Given information =>
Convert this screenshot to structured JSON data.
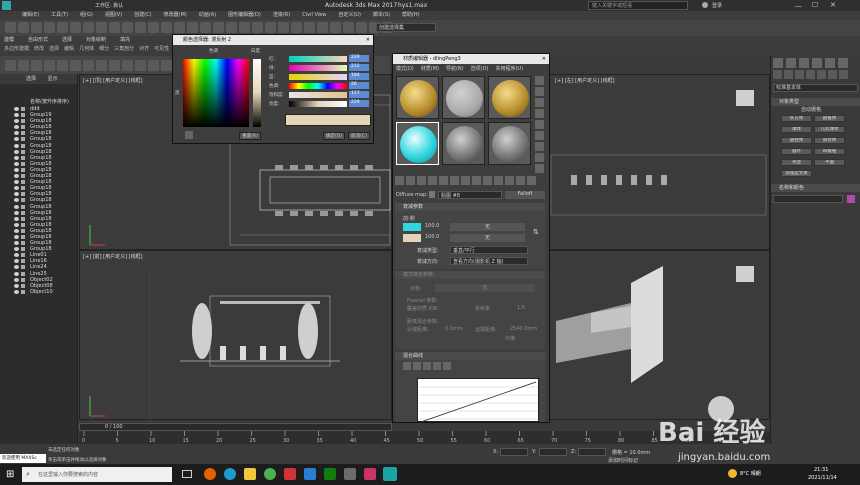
{
  "app": {
    "title": "Autodesk 3ds Max 2017",
    "file": "hys1.max",
    "workspace": "工作区: 默认",
    "search_placeholder": "键入关键字或短语",
    "user": "登录",
    "menu": [
      "编辑(E)",
      "工具(T)",
      "组(G)",
      "视图(V)",
      "创建(C)",
      "修改器(M)",
      "动画(A)",
      "图形编辑器(D)",
      "渲染(R)",
      "Civil View",
      "自定义(U)",
      "脚本(S)",
      "帮助(H)"
    ],
    "ribbon_tabs": [
      "建模",
      "自由形式",
      "选择",
      "对象绘制",
      "填充"
    ],
    "ribbon_sub": [
      "多边形建模",
      "修改",
      "选择",
      "编辑",
      "几何体",
      "细分",
      "三角剖分",
      "对齐",
      "可见性"
    ],
    "selection_set": "创建选择集"
  },
  "scene_explorer": {
    "tabs": [
      "选择",
      "显示"
    ],
    "header": "名称(按升序排序)",
    "items": [
      "ddd",
      "Group19",
      "Group18",
      "Group18",
      "Group18",
      "Group18",
      "Group18",
      "Group18",
      "Group18",
      "Group18",
      "Group18",
      "Group18",
      "Group18",
      "Group18",
      "Group18",
      "Group18",
      "Group18",
      "Group18",
      "Group18",
      "Group18",
      "Group18",
      "Group18",
      "Group18",
      "Group18",
      "Line01",
      "Line16",
      "Line24",
      "Line25",
      "Object02",
      "Object08",
      "Object10"
    ]
  },
  "viewports": {
    "top_left": "[+] [顶] [用户定义] [线框]",
    "bottom_left": "[+] [前] [用户定义] [线框]",
    "top_right": "[+] [左] [用户定义] [线框]"
  },
  "color_picker": {
    "title": "颜色选择器: 漫反射 2",
    "hue_label": "色调",
    "white_label": "白度",
    "black_label": "黑",
    "rows": [
      {
        "label": "红:",
        "value": "229"
      },
      {
        "label": "绿:",
        "value": "212"
      },
      {
        "label": "蓝:",
        "value": "184"
      },
      {
        "label": "色调:",
        "value": "26"
      },
      {
        "label": "饱和度:",
        "value": "117"
      },
      {
        "label": "亮度:",
        "value": "229"
      }
    ],
    "reset": "重置(R)",
    "ok": "确定(O)",
    "cancel": "取消(C)",
    "new_color": "#e5d4b8"
  },
  "material_editor": {
    "title": "材质编辑器 - dlingPeng3",
    "menu": [
      "模式(D)",
      "材质(M)",
      "导航(N)",
      "选项(O)",
      "实用程序(U)"
    ],
    "map_label": "Diffuse map:",
    "map_name": "贴图 #8",
    "map_type": "Falloff",
    "rollout_params": "衰减参数",
    "front_side": "前:侧",
    "slot1_value": "100.0",
    "slot2_value": "100.0",
    "none": "无",
    "falloff_type_label": "衰减类型:",
    "falloff_type": "垂直/平行",
    "falloff_dir_label": "衰减方向:",
    "falloff_dir": "查看方向(摄影机 Z 轴)",
    "mode_params": "模式特定参数:",
    "object_label": "对象:",
    "fresnel_label": "Fresnel 参数:",
    "override_ior": "覆盖材质 IOR",
    "ior_label": "折射率",
    "ior_value": "1.6",
    "distance_label": "距离混合参数:",
    "near_label": "近端距离:",
    "near_value": "0.0mm",
    "far_label": "远端距离:",
    "far_value": "2540.0mm",
    "extrapolate": "外推",
    "mix_curve": "混合曲线"
  },
  "command_panel": {
    "category": "标准基本体",
    "object_type": "对象类型",
    "auto_grid": "自动栅格",
    "buttons": [
      "长方体",
      "圆锥体",
      "球体",
      "几何球体",
      "圆柱体",
      "管状体",
      "圆环",
      "四棱锥",
      "茶壶",
      "平面",
      "加强型文本"
    ],
    "name_color": "名称和颜色"
  },
  "timeline": {
    "frame": "0 / 100",
    "ticks": [
      "0",
      "5",
      "10",
      "15",
      "20",
      "25",
      "30",
      "35",
      "40",
      "45",
      "50",
      "55",
      "60",
      "65",
      "70",
      "75",
      "80",
      "85",
      "90",
      "95",
      "100"
    ]
  },
  "status": {
    "welcome": "欢迎使用 MAXSc",
    "line1": "未选定任何对象",
    "line2": "单击或单击并拖动以选择对象",
    "x_label": "X:",
    "y_label": "Y:",
    "z_label": "Z:",
    "grid": "栅格 = 10.0mm",
    "add_time_tag": "添加时间标记"
  },
  "taskbar": {
    "search_placeholder": "在这里输入你要搜索的内容",
    "weather": "8°C 晴朗",
    "time": "21:31",
    "date": "2021/11/14"
  },
  "watermark": {
    "text": "Bai 经验",
    "url": "jingyan.baidu.com"
  }
}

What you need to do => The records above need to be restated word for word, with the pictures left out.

Result for this exercise =>
Convert this screenshot to structured JSON data.
{
  "app": {
    "title": "Autodesk 3ds Max 2017",
    "file": "hys1.max",
    "workspace": "工作区: 默认",
    "search_placeholder": "键入关键字或短语",
    "user": "登录",
    "menu": [
      "编辑(E)",
      "工具(T)",
      "组(G)",
      "视图(V)",
      "创建(C)",
      "修改器(M)",
      "动画(A)",
      "图形编辑器(D)",
      "渲染(R)",
      "Civil View",
      "自定义(U)",
      "脚本(S)",
      "帮助(H)"
    ],
    "ribbon_tabs": [
      "建模",
      "自由形式",
      "选择",
      "对象绘制",
      "填充"
    ],
    "ribbon_sub": [
      "多边形建模",
      "修改",
      "选择",
      "编辑",
      "几何体",
      "细分",
      "三角剖分",
      "对齐",
      "可见性"
    ],
    "selection_set": "创建选择集"
  },
  "scene_explorer": {
    "tabs": [
      "选择",
      "显示"
    ],
    "header": "名称(按升序排序)",
    "items": [
      "ddd",
      "Group19",
      "Group18",
      "Group18",
      "Group18",
      "Group18",
      "Group18",
      "Group18",
      "Group18",
      "Group18",
      "Group18",
      "Group18",
      "Group18",
      "Group18",
      "Group18",
      "Group18",
      "Group18",
      "Group18",
      "Group18",
      "Group18",
      "Group18",
      "Group18",
      "Group18",
      "Group18",
      "Line01",
      "Line16",
      "Line24",
      "Line25",
      "Object02",
      "Object08",
      "Object10"
    ]
  },
  "viewports": {
    "top_left": "[+] [顶] [用户定义] [线框]",
    "bottom_left": "[+] [前] [用户定义] [线框]",
    "top_right": "[+] [左] [用户定义] [线框]"
  },
  "color_picker": {
    "title": "颜色选择器: 漫反射 2",
    "hue_label": "色调",
    "white_label": "白度",
    "black_label": "黑",
    "rows": [
      {
        "label": "红:",
        "value": "229"
      },
      {
        "label": "绿:",
        "value": "212"
      },
      {
        "label": "蓝:",
        "value": "184"
      },
      {
        "label": "色调:",
        "value": "26"
      },
      {
        "label": "饱和度:",
        "value": "117"
      },
      {
        "label": "亮度:",
        "value": "229"
      }
    ],
    "reset": "重置(R)",
    "ok": "确定(O)",
    "cancel": "取消(C)",
    "new_color": "#e5d4b8"
  },
  "material_editor": {
    "title": "材质编辑器 - dlingPeng3",
    "menu": [
      "模式(D)",
      "材质(M)",
      "导航(N)",
      "选项(O)",
      "实用程序(U)"
    ],
    "map_label": "Diffuse map:",
    "map_name": "贴图 #8",
    "map_type": "Falloff",
    "rollout_params": "衰减参数",
    "front_side": "前:侧",
    "slot1_value": "100.0",
    "slot2_value": "100.0",
    "none": "无",
    "falloff_type_label": "衰减类型:",
    "falloff_type": "垂直/平行",
    "falloff_dir_label": "衰减方向:",
    "falloff_dir": "查看方向(摄影机 Z 轴)",
    "mode_params": "模式特定参数:",
    "object_label": "对象:",
    "fresnel_label": "Fresnel 参数:",
    "override_ior": "覆盖材质 IOR",
    "ior_label": "折射率",
    "ior_value": "1.6",
    "distance_label": "距离混合参数:",
    "near_label": "近端距离:",
    "near_value": "0.0mm",
    "far_label": "远端距离:",
    "far_value": "2540.0mm",
    "extrapolate": "外推",
    "mix_curve": "混合曲线"
  },
  "command_panel": {
    "category": "标准基本体",
    "object_type": "对象类型",
    "auto_grid": "自动栅格",
    "buttons": [
      "长方体",
      "圆锥体",
      "球体",
      "几何球体",
      "圆柱体",
      "管状体",
      "圆环",
      "四棱锥",
      "茶壶",
      "平面",
      "加强型文本"
    ],
    "name_color": "名称和颜色"
  },
  "timeline": {
    "frame": "0 / 100",
    "ticks": [
      "0",
      "5",
      "10",
      "15",
      "20",
      "25",
      "30",
      "35",
      "40",
      "45",
      "50",
      "55",
      "60",
      "65",
      "70",
      "75",
      "80",
      "85",
      "90",
      "95",
      "100"
    ]
  },
  "status": {
    "welcome": "欢迎使用 MAXSc",
    "line1": "未选定任何对象",
    "line2": "单击或单击并拖动以选择对象",
    "x_label": "X:",
    "y_label": "Y:",
    "z_label": "Z:",
    "grid": "栅格 = 10.0mm",
    "add_time_tag": "添加时间标记"
  },
  "taskbar": {
    "search_placeholder": "在这里输入你要搜索的内容",
    "weather": "8°C 晴朗",
    "time": "21:31",
    "date": "2021/11/14"
  },
  "watermark": {
    "text": "Bai 经验",
    "url": "jingyan.baidu.com"
  }
}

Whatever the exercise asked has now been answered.